##### Task data

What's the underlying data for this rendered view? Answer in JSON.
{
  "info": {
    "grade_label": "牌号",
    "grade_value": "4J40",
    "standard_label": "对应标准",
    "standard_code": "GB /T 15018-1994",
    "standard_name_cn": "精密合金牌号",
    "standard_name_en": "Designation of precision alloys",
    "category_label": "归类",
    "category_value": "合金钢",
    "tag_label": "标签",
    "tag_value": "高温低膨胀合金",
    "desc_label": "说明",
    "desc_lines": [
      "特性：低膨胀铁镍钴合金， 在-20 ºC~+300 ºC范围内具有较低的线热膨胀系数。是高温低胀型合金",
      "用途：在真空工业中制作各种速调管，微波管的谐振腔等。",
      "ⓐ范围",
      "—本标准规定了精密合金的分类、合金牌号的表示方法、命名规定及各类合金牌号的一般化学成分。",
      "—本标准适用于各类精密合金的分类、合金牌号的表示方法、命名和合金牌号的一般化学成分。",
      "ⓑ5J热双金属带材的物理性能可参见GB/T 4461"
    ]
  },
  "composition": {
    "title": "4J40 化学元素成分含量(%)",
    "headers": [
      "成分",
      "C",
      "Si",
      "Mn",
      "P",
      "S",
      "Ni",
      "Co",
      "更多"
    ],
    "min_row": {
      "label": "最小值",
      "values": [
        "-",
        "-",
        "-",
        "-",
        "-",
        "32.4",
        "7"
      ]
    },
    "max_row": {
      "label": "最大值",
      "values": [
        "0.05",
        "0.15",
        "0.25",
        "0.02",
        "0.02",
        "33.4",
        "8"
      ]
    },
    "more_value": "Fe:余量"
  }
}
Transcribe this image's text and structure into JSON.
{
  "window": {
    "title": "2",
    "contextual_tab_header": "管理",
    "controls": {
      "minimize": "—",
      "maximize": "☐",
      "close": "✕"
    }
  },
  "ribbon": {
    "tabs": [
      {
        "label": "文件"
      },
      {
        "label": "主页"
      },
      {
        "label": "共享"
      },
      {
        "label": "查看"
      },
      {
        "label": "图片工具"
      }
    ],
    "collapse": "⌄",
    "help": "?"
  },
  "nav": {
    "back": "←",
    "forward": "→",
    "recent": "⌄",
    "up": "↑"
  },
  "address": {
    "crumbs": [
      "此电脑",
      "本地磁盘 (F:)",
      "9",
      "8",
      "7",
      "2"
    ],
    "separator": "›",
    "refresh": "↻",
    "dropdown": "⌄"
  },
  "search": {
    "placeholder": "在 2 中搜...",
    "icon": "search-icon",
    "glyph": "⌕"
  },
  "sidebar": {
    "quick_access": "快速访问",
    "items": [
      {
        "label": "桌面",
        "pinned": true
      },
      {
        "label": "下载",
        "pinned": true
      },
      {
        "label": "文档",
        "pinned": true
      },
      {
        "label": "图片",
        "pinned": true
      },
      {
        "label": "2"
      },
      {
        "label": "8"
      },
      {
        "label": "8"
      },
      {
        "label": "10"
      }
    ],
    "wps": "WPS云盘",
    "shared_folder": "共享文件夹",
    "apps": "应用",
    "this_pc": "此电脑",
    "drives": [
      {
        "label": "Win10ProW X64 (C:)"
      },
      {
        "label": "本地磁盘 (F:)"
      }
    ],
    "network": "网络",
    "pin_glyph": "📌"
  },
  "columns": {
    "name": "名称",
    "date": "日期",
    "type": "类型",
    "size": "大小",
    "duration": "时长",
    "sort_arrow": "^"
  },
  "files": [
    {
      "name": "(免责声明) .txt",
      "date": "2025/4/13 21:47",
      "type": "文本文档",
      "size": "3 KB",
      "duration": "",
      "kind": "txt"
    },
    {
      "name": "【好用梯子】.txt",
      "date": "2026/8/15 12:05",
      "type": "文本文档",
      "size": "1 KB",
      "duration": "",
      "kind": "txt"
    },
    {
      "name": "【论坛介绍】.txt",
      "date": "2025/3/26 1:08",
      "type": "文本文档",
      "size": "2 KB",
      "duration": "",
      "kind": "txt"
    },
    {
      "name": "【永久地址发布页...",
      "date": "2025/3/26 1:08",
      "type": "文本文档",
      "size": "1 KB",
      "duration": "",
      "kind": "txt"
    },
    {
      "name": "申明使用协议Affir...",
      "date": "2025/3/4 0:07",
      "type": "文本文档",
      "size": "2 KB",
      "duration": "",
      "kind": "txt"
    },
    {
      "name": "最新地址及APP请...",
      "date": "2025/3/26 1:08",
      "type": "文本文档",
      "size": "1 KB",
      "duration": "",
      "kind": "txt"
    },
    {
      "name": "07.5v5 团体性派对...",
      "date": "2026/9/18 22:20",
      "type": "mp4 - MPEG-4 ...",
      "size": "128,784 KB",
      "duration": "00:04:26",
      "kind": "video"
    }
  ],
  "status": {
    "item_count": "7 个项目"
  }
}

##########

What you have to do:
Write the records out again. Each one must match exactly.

Written reply:
What's the underlying data for this rendered view? Answer in JSON.
{
  "info": {
    "grade_label": "牌号",
    "grade_value": "4J40",
    "standard_label": "对应标准",
    "standard_code": "GB /T 15018-1994",
    "standard_name_cn": "精密合金牌号",
    "standard_name_en": "Designation of precision alloys",
    "category_label": "归类",
    "category_value": "合金钢",
    "tag_label": "标签",
    "tag_value": "高温低膨胀合金",
    "desc_label": "说明",
    "desc_lines": [
      "特性：低膨胀铁镍钴合金， 在-20 ºC~+300 ºC范围内具有较低的线热膨胀系数。是高温低胀型合金",
      "用途：在真空工业中制作各种速调管，微波管的谐振腔等。",
      "ⓐ范围",
      "—本标准规定了精密合金的分类、合金牌号的表示方法、命名规定及各类合金牌号的一般化学成分。",
      "—本标准适用于各类精密合金的分类、合金牌号的表示方法、命名和合金牌号的一般化学成分。",
      "ⓑ5J热双金属带材的物理性能可参见GB/T 4461"
    ]
  },
  "composition": {
    "title": "4J40 化学元素成分含量(%)",
    "headers": [
      "成分",
      "C",
      "Si",
      "Mn",
      "P",
      "S",
      "Ni",
      "Co",
      "更多"
    ],
    "min_row": {
      "label": "最小值",
      "values": [
        "-",
        "-",
        "-",
        "-",
        "-",
        "32.4",
        "7"
      ]
    },
    "max_row": {
      "label": "最大值",
      "values": [
        "0.05",
        "0.15",
        "0.25",
        "0.02",
        "0.02",
        "33.4",
        "8"
      ]
    },
    "more_value": "Fe:余量"
  }
}
Transcribe this image's text and structure into JSON.
{
  "window": {
    "title": "2",
    "contextual_tab_header": "管理",
    "controls": {
      "minimize": "—",
      "maximize": "☐",
      "close": "✕"
    }
  },
  "ribbon": {
    "tabs": [
      {
        "label": "文件"
      },
      {
        "label": "主页"
      },
      {
        "label": "共享"
      },
      {
        "label": "查看"
      },
      {
        "label": "图片工具"
      }
    ],
    "collapse": "⌄",
    "help": "?"
  },
  "nav": {
    "back": "←",
    "forward": "→",
    "recent": "⌄",
    "up": "↑"
  },
  "address": {
    "crumbs": [
      "此电脑",
      "本地磁盘 (F:)",
      "9",
      "8",
      "7",
      "2"
    ],
    "separator": "›",
    "refresh": "↻",
    "dropdown": "⌄"
  },
  "search": {
    "placeholder": "在 2 中搜...",
    "icon": "search-icon",
    "glyph": "⌕"
  },
  "sidebar": {
    "quick_access": "快速访问",
    "items": [
      {
        "label": "桌面",
        "pinned": true
      },
      {
        "label": "下载",
        "pinned": true
      },
      {
        "label": "文档",
        "pinned": true
      },
      {
        "label": "图片",
        "pinned": true
      },
      {
        "label": "2"
      },
      {
        "label": "8"
      },
      {
        "label": "8"
      },
      {
        "label": "10"
      }
    ],
    "wps": "WPS云盘",
    "shared_folder": "共享文件夹",
    "apps": "应用",
    "this_pc": "此电脑",
    "drives": [
      {
        "label": "Win10ProW X64 (C:)"
      },
      {
        "label": "本地磁盘 (F:)"
      }
    ],
    "network": "网络",
    "pin_glyph": "📌"
  },
  "columns": {
    "name": "名称",
    "date": "日期",
    "type": "类型",
    "size": "大小",
    "duration": "时长",
    "sort_arrow": "^"
  },
  "files": [
    {
      "name": "(免责声明) .txt",
      "date": "2025/4/13 21:47",
      "type": "文本文档",
      "size": "3 KB",
      "duration": "",
      "kind": "txt"
    },
    {
      "name": "【好用梯子】.txt",
      "date": "2026/8/15 12:05",
      "type": "文本文档",
      "size": "1 KB",
      "duration": "",
      "kind": "txt"
    },
    {
      "name": "【论坛介绍】.txt",
      "date": "2025/3/26 1:08",
      "type": "文本文档",
      "size": "2 KB",
      "duration": "",
      "kind": "txt"
    },
    {
      "name": "【永久地址发布页...",
      "date": "2025/3/26 1:08",
      "type": "文本文档",
      "size": "1 KB",
      "duration": "",
      "kind": "txt"
    },
    {
      "name": "申明使用协议Affir...",
      "date": "2025/3/4 0:07",
      "type": "文本文档",
      "size": "2 KB",
      "duration": "",
      "kind": "txt"
    },
    {
      "name": "最新地址及APP请...",
      "date": "2025/3/26 1:08",
      "type": "文本文档",
      "size": "1 KB",
      "duration": "",
      "kind": "txt"
    },
    {
      "name": "07.5v5 团体性派对...",
      "date": "2026/9/18 22:20",
      "type": "mp4 - MPEG-4 ...",
      "size": "128,784 KB",
      "duration": "00:04:26",
      "kind": "video"
    }
  ],
  "status": {
    "item_count": "7 个项目"
  }
}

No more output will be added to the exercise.